Inside a battery, lithium ions travel between an anode and a cathode, passing through an electrolyte in the process. During charging, the speed at which those ions can get from the electrolyte to the anode affects how quickly a battery can be replenished. The ions have to pass between layers of thin graphene sheets, but in order to do so they must travel all the way to the edges first. This ends up creating mini ionic traffic jams, slowing down the charging process. So to improve this, the engineers used a chemical oxidation process to punch miniscule holes in the graphene sheets, essentially giving lithium ions a shortcut to the anode.
To increase the capacity of a lithium-ion battery, the team also sandwiched clusters of silicon between those graphene sheets. In a traditional battery carbon is used, which can only accommodate one lithium atom for every six carbon atoms. But for every silicon atom, four lithium atoms can be accommodated, which drastically increases a battery's capacity. And by sandwiching the silicon between the flexible graphene sheets, they also found a way to deal with silicon's tendency to expand and contract which has traditionally made it impractical for use in batteries.
Now that they've improved the anode, the researchers at Northwestern are hoping to find ways to improve the cathode as well, and are optimistic that their developments will make their way into commercial products in as little as three years.
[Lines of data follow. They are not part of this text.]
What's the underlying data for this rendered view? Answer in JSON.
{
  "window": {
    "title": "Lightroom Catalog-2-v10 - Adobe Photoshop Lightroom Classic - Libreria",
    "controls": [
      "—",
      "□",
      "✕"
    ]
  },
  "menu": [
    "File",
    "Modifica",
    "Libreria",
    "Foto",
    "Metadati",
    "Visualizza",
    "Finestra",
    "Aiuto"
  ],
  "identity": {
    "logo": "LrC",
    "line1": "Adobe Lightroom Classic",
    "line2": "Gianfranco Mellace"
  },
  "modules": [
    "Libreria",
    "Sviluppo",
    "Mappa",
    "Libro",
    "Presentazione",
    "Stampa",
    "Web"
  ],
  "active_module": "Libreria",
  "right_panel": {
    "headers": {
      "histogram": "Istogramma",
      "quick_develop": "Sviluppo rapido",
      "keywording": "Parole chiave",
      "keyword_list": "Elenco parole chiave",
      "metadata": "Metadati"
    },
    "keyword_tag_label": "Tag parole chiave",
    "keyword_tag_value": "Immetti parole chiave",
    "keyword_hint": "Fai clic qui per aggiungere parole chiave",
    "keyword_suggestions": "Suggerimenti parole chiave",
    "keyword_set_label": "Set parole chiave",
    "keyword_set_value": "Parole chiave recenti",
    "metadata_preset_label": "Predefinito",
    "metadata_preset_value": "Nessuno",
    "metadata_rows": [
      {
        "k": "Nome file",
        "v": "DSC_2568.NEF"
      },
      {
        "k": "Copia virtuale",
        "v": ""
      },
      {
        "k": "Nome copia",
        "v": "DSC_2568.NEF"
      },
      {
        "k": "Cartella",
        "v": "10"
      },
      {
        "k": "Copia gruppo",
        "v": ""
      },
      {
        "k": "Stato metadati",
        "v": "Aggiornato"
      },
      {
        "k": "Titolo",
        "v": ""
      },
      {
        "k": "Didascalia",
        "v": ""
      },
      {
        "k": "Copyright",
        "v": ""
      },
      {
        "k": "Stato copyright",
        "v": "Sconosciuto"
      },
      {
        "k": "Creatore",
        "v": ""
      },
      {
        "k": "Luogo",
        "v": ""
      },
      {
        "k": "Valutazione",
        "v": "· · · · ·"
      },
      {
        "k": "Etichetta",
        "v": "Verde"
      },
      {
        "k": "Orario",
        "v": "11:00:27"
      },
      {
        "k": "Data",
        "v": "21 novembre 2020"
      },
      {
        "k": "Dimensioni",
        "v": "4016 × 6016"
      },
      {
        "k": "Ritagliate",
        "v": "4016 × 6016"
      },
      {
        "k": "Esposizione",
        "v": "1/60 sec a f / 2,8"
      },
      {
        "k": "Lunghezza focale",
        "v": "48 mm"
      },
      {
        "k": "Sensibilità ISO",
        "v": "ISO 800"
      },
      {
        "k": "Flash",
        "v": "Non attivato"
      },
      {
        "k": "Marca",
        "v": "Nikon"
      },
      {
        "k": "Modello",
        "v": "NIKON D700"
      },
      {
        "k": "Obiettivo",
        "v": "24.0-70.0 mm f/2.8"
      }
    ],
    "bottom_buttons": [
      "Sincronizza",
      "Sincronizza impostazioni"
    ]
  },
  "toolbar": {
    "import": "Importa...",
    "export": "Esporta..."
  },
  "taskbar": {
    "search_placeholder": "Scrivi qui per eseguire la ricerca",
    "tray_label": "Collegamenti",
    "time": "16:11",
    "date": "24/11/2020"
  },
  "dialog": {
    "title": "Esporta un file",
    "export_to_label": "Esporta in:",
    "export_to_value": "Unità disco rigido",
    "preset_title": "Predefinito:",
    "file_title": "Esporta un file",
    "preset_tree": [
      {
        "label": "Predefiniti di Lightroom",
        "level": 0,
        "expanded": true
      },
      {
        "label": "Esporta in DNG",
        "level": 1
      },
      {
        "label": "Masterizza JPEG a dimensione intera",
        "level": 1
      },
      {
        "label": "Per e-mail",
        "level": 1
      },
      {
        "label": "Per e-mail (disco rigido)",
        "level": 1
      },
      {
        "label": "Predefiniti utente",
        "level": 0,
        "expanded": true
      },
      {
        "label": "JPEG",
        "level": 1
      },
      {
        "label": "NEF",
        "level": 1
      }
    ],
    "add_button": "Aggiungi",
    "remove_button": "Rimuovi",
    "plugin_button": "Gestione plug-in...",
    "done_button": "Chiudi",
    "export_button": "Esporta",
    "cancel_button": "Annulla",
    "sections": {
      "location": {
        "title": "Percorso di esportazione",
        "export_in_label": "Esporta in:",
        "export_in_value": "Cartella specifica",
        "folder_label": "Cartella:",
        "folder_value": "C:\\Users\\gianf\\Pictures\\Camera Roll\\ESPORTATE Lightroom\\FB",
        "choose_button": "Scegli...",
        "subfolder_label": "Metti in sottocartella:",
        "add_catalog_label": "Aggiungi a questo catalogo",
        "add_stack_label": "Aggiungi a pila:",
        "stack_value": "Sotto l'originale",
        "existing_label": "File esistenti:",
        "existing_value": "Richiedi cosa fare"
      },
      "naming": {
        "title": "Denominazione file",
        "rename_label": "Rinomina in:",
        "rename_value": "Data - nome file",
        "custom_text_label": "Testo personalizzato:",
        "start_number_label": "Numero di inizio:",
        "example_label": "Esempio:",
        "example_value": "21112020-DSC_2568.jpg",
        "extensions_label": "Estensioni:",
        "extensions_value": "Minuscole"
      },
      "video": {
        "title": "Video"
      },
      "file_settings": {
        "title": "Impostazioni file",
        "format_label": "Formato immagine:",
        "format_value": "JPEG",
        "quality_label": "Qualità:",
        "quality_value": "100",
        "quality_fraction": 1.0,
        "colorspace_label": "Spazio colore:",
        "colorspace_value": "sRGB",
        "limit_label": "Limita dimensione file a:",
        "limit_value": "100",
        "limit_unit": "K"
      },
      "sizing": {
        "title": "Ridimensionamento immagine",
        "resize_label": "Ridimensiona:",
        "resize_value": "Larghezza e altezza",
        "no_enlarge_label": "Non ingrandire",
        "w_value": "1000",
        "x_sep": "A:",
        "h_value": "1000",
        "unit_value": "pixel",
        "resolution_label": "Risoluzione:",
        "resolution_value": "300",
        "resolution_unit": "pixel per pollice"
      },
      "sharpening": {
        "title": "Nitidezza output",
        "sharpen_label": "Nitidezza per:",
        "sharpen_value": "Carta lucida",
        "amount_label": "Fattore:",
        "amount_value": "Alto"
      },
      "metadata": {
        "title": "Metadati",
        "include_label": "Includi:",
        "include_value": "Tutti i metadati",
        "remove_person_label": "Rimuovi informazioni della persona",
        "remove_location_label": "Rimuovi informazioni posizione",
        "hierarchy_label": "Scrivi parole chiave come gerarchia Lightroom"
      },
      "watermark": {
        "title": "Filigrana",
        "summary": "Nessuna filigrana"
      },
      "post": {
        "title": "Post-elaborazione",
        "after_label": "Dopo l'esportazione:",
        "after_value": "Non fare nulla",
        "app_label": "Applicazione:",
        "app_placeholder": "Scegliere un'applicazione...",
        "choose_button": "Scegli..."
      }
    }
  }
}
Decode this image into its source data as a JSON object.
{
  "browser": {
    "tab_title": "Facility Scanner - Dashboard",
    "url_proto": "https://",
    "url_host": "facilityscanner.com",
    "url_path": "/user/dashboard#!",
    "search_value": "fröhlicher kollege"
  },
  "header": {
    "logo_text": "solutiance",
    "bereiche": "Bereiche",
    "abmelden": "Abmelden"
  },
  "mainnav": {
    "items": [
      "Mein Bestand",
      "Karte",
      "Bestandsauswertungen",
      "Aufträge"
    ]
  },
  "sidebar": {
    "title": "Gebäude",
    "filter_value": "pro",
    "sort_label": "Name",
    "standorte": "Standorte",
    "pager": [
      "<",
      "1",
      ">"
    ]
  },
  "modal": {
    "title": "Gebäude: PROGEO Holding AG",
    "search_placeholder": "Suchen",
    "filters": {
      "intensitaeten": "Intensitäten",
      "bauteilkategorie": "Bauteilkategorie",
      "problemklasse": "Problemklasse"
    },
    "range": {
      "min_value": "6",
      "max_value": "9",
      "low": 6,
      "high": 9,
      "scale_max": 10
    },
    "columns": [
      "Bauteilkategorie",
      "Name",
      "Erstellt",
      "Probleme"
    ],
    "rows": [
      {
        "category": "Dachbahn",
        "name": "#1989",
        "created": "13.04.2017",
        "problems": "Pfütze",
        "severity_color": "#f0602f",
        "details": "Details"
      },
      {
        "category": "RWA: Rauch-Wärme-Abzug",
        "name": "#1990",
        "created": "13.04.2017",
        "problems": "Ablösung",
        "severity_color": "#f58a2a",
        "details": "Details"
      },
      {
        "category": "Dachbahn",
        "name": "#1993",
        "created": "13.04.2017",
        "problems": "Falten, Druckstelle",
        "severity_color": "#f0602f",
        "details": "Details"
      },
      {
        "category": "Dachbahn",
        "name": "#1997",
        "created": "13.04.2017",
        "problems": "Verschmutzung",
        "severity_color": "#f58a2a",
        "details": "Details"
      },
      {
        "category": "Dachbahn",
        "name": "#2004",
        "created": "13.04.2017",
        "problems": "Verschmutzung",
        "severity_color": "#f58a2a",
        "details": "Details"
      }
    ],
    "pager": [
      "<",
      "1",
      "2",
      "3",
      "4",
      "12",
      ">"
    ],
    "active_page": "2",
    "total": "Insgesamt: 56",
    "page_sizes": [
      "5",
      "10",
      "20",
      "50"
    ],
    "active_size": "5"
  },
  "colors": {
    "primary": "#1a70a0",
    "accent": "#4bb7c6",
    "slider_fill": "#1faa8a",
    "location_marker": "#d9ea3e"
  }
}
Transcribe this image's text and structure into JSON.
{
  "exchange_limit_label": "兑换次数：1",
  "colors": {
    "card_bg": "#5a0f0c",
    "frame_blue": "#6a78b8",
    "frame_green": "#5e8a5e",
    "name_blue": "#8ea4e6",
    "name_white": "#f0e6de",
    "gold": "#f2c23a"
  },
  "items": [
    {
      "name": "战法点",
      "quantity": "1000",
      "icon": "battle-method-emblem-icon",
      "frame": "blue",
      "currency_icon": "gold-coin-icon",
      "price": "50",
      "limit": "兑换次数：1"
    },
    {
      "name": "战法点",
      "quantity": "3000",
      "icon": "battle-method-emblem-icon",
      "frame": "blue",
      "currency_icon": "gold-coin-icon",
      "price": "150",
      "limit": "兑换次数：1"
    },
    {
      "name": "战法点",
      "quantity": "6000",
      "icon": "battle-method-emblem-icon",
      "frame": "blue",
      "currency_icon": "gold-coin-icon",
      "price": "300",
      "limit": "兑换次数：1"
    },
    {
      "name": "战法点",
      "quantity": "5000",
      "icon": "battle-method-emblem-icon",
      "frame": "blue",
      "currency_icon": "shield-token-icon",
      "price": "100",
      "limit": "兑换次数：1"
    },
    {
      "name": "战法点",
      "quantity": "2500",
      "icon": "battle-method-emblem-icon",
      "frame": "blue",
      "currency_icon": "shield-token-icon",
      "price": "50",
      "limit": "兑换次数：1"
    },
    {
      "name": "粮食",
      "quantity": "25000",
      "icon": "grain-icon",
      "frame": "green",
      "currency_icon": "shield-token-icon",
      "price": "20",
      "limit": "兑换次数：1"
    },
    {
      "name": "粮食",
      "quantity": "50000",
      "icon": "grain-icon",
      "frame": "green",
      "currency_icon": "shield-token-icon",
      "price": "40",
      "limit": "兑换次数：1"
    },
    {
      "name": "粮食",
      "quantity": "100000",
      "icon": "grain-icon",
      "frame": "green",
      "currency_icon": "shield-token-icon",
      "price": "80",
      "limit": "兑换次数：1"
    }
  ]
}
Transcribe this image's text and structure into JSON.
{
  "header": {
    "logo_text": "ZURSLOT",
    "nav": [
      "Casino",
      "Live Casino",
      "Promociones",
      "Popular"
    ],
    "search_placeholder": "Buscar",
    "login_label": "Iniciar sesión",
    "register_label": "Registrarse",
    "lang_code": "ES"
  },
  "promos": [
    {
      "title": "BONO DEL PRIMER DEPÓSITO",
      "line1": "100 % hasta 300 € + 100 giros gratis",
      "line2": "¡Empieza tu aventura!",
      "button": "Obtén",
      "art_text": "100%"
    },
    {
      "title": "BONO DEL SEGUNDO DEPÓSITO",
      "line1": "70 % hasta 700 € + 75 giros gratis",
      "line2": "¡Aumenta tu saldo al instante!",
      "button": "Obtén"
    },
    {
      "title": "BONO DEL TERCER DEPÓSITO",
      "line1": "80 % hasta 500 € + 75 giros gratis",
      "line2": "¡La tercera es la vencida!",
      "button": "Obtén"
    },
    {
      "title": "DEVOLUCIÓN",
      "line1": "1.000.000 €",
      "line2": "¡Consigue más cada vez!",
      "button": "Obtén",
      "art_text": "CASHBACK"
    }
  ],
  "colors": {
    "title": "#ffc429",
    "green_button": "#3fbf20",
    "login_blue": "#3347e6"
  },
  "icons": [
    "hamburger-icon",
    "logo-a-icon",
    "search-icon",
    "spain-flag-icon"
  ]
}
Three years?! If there's even the slightest chance this breakthrough delivers as promised, and I can actually use my phone as a phone without worrying about killing the battery, I want it now! [Northwestern University via Engadget]